§ Exercise requirements: Look through the data below. Collect every line where the word "Convert" occurs.

Records shown Block Start

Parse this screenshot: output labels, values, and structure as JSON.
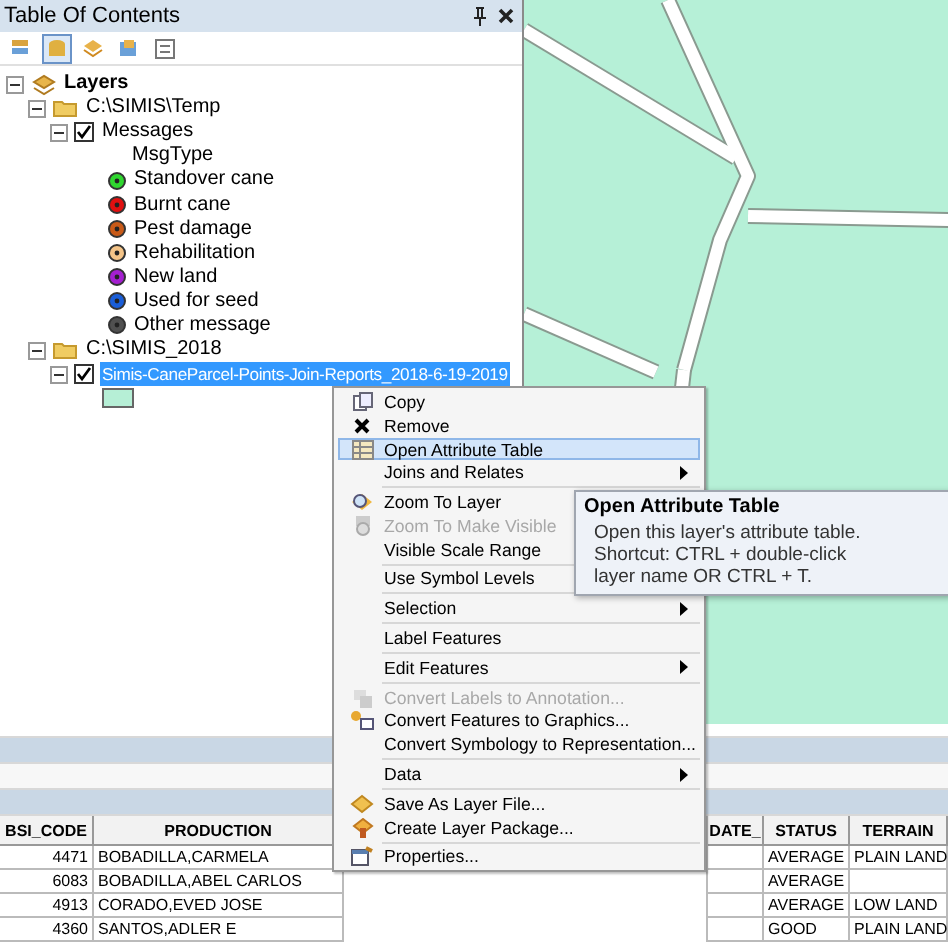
{
  "panel": {
    "title": "Table Of Contents",
    "toolbar": [
      {
        "kind": "order",
        "selected": false
      },
      {
        "kind": "source",
        "selected": true
      },
      {
        "kind": "visibility",
        "selected": false
      },
      {
        "kind": "selection",
        "selected": false
      },
      {
        "kind": "options",
        "selected": false
      }
    ]
  },
  "tree": {
    "kind": "frame",
    "label": "Layers",
    "expanded": true,
    "children": [
      {
        "kind": "folder",
        "label": "C:\\SIMIS\\Temp",
        "expanded": true,
        "children": [
          {
            "kind": "layer",
            "label": "Messages",
            "checked": true,
            "expanded": true,
            "selected": false,
            "legend": {
              "field": "MsgType",
              "classes": [
                {
                  "label": "Standover cane",
                  "color": "#2fd62f"
                },
                {
                  "label": "Burnt cane",
                  "color": "#e01010"
                },
                {
                  "label": "Pest damage",
                  "color": "#c85a18"
                },
                {
                  "label": "Rehabilitation",
                  "color": "#f4c488"
                },
                {
                  "label": "New land",
                  "color": "#a41fd0"
                },
                {
                  "label": "Used for seed",
                  "color": "#1a5ed8"
                },
                {
                  "label": "Other message",
                  "color": "#505050"
                }
              ]
            }
          }
        ]
      },
      {
        "kind": "folder",
        "label": "C:\\SIMIS_2018",
        "expanded": true,
        "children": [
          {
            "kind": "layer",
            "label": "Simis-CaneParcel-Points-Join-Reports_2018-6-19-2019",
            "checked": true,
            "expanded": true,
            "selected": true,
            "legend": {
              "color": "#b6efd6"
            }
          }
        ]
      }
    ]
  },
  "context_menu": {
    "groups": [
      [
        {
          "kind": "copy",
          "label": "Copy",
          "disabled": false,
          "selected": false
        },
        {
          "kind": "remove",
          "label": "Remove",
          "disabled": false,
          "selected": false
        },
        {
          "kind": "table",
          "label": "Open Attribute Table",
          "disabled": false,
          "selected": true
        },
        {
          "kind": "plain",
          "label": "Joins and Relates",
          "disabled": false,
          "selected": false,
          "submenu": true
        }
      ],
      [
        {
          "kind": "zoom",
          "label": "Zoom To Layer",
          "disabled": false,
          "selected": false
        },
        {
          "kind": "zoom-visible",
          "label": "Zoom To Make Visible",
          "disabled": true,
          "selected": false
        },
        {
          "kind": "plain",
          "label": "Visible Scale Range",
          "disabled": false,
          "selected": false
        }
      ],
      [
        {
          "kind": "plain",
          "label": "Use Symbol Levels",
          "disabled": false,
          "selected": false
        }
      ],
      [
        {
          "kind": "plain",
          "label": "Selection",
          "disabled": false,
          "selected": false,
          "submenu": true
        }
      ],
      [
        {
          "kind": "plain",
          "label": "Label Features",
          "disabled": false,
          "selected": false
        }
      ],
      [
        {
          "kind": "plain",
          "label": "Edit Features",
          "disabled": false,
          "selected": false,
          "submenu": true
        }
      ],
      [
        {
          "kind": "annotation",
          "label": "Convert Labels to Annotation...",
          "disabled": true,
          "selected": false
        },
        {
          "kind": "graphics",
          "label": "Convert Features to Graphics...",
          "disabled": false,
          "selected": false
        },
        {
          "kind": "plain",
          "label": "Convert Symbology to Representation...",
          "disabled": false,
          "selected": false
        }
      ],
      [
        {
          "kind": "plain",
          "label": "Data",
          "disabled": false,
          "selected": false,
          "submenu": true
        }
      ],
      [
        {
          "kind": "layer-file",
          "label": "Save As Layer File...",
          "disabled": false,
          "selected": false
        },
        {
          "kind": "package",
          "label": "Create Layer Package...",
          "disabled": false,
          "selected": false
        }
      ],
      [
        {
          "kind": "properties",
          "label": "Properties...",
          "disabled": false,
          "selected": false
        }
      ]
    ]
  },
  "tooltip": {
    "title": "Open Attribute Table",
    "body": "Open this layer's attribute table.\nShortcut: CTRL + double-click\nlayer name OR CTRL + T."
  },
  "table": {
    "columns": [
      "BSI_CODE",
      "PRODUCTION",
      "DATE_",
      "STATUS",
      "TERRAIN"
    ],
    "rows": [
      {
        "bsi_code": "4471",
        "production": "BOBADILLA,CARMELA",
        "status": "AVERAGE",
        "terrain": "PLAIN LAND"
      },
      {
        "bsi_code": "6083",
        "production": "BOBADILLA,ABEL CARLOS",
        "status": "AVERAGE"
      },
      {
        "bsi_code": "4913",
        "production": "CORADO,EVED JOSE",
        "status": "AVERAGE",
        "terrain": "LOW LAND"
      },
      {
        "bsi_code": "4360",
        "production": "SANTOS,ADLER E",
        "status": "GOOD",
        "terrain": "PLAIN LAND"
      }
    ]
  }
}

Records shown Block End

§ Output for this exercise:
          "label": "Convert Labels to Annotation...",
          "label": "Convert Features to Graphics...",
          "label": "Convert Symbology to Representation...",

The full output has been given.